# WORK ORDER:
Could you reproduce every record below exactly as written?

# MATERIAL SUPPLIED:
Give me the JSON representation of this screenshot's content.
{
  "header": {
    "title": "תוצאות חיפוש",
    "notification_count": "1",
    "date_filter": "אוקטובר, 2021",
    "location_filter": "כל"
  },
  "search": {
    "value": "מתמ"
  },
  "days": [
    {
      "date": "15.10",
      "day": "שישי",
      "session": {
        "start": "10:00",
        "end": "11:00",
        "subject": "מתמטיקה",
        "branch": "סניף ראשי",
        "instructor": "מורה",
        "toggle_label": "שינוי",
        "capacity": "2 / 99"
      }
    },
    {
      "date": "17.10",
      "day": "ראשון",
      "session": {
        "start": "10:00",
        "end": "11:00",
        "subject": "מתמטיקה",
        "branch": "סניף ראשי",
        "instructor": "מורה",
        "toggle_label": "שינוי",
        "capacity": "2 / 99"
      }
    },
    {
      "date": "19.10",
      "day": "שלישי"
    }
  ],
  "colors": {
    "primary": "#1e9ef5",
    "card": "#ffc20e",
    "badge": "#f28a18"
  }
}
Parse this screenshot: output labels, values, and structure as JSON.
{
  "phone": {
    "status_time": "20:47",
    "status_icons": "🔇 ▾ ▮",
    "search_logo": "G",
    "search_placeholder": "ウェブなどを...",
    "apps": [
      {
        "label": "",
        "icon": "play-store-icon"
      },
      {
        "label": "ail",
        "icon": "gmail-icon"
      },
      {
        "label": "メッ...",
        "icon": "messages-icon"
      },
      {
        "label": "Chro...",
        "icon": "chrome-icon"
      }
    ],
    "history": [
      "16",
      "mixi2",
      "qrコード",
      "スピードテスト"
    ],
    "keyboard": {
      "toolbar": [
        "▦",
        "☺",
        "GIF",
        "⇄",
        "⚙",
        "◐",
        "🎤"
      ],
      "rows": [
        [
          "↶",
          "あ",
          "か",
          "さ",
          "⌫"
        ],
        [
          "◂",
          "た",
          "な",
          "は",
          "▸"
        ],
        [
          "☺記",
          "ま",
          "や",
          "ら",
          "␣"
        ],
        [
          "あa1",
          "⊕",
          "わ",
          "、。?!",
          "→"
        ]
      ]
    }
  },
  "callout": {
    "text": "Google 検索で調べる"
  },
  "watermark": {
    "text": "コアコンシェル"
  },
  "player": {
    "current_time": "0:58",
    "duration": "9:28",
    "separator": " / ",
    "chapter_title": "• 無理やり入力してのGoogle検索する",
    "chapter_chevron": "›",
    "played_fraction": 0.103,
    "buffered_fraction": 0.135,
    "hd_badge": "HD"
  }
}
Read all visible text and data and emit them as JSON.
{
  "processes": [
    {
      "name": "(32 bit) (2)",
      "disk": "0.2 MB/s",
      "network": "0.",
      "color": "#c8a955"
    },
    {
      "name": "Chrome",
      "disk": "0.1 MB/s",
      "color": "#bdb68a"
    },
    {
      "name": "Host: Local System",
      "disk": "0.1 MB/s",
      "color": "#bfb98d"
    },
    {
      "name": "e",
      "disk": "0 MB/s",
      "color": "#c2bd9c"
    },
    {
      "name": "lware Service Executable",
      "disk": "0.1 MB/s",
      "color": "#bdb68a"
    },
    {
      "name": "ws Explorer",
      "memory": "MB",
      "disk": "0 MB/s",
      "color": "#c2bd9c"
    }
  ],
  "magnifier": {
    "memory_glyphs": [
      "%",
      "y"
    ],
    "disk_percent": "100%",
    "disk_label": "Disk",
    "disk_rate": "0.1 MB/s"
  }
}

# THE COMPLETED TASK:
Give me the JSON representation of this screenshot's content.
{
  "header": {
    "title": "תוצאות חיפוש",
    "notification_count": "1",
    "date_filter": "אוקטובר, 2021",
    "location_filter": "כל"
  },
  "search": {
    "value": "מתמ"
  },
  "days": [
    {
      "date": "15.10",
      "day": "שישי",
      "session": {
        "start": "10:00",
        "end": "11:00",
        "subject": "מתמטיקה",
        "branch": "סניף ראשי",
        "instructor": "מורה",
        "toggle_label": "שינוי",
        "capacity": "2 / 99"
      }
    },
    {
      "date": "17.10",
      "day": "ראשון",
      "session": {
        "start": "10:00",
        "end": "11:00",
        "subject": "מתמטיקה",
        "branch": "סניף ראשי",
        "instructor": "מורה",
        "toggle_label": "שינוי",
        "capacity": "2 / 99"
      }
    },
    {
      "date": "19.10",
      "day": "שלישי"
    }
  ],
  "colors": {
    "primary": "#1e9ef5",
    "card": "#ffc20e",
    "badge": "#f28a18"
  }
}
Parse this screenshot: output labels, values, and structure as JSON.
{
  "phone": {
    "status_time": "20:47",
    "status_icons": "🔇 ▾ ▮",
    "search_logo": "G",
    "search_placeholder": "ウェブなどを...",
    "apps": [
      {
        "label": "",
        "icon": "play-store-icon"
      },
      {
        "label": "ail",
        "icon": "gmail-icon"
      },
      {
        "label": "メッ...",
        "icon": "messages-icon"
      },
      {
        "label": "Chro...",
        "icon": "chrome-icon"
      }
    ],
    "history": [
      "16",
      "mixi2",
      "qrコード",
      "スピードテスト"
    ],
    "keyboard": {
      "toolbar": [
        "▦",
        "☺",
        "GIF",
        "⇄",
        "⚙",
        "◐",
        "🎤"
      ],
      "rows": [
        [
          "↶",
          "あ",
          "か",
          "さ",
          "⌫"
        ],
        [
          "◂",
          "た",
          "な",
          "は",
          "▸"
        ],
        [
          "☺記",
          "ま",
          "や",
          "ら",
          "␣"
        ],
        [
          "あa1",
          "⊕",
          "わ",
          "、。?!",
          "→"
        ]
      ]
    }
  },
  "callout": {
    "text": "Google 検索で調べる"
  },
  "watermark": {
    "text": "コアコンシェル"
  },
  "player": {
    "current_time": "0:58",
    "duration": "9:28",
    "separator": " / ",
    "chapter_title": "• 無理やり入力してのGoogle検索する",
    "chapter_chevron": "›",
    "played_fraction": 0.103,
    "buffered_fraction": 0.135,
    "hd_badge": "HD"
  }
}
Read all visible text and data and emit them as JSON.
{
  "processes": [
    {
      "name": "(32 bit) (2)",
      "disk": "0.2 MB/s",
      "network": "0.",
      "color": "#c8a955"
    },
    {
      "name": "Chrome",
      "disk": "0.1 MB/s",
      "color": "#bdb68a"
    },
    {
      "name": "Host: Local System",
      "disk": "0.1 MB/s",
      "color": "#bfb98d"
    },
    {
      "name": "e",
      "disk": "0 MB/s",
      "color": "#c2bd9c"
    },
    {
      "name": "lware Service Executable",
      "disk": "0.1 MB/s",
      "color": "#bdb68a"
    },
    {
      "name": "ws Explorer",
      "memory": "MB",
      "disk": "0 MB/s",
      "color": "#c2bd9c"
    }
  ],
  "magnifier": {
    "memory_glyphs": [
      "%",
      "y"
    ],
    "disk_percent": "100%",
    "disk_label": "Disk",
    "disk_rate": "0.1 MB/s"
  }
}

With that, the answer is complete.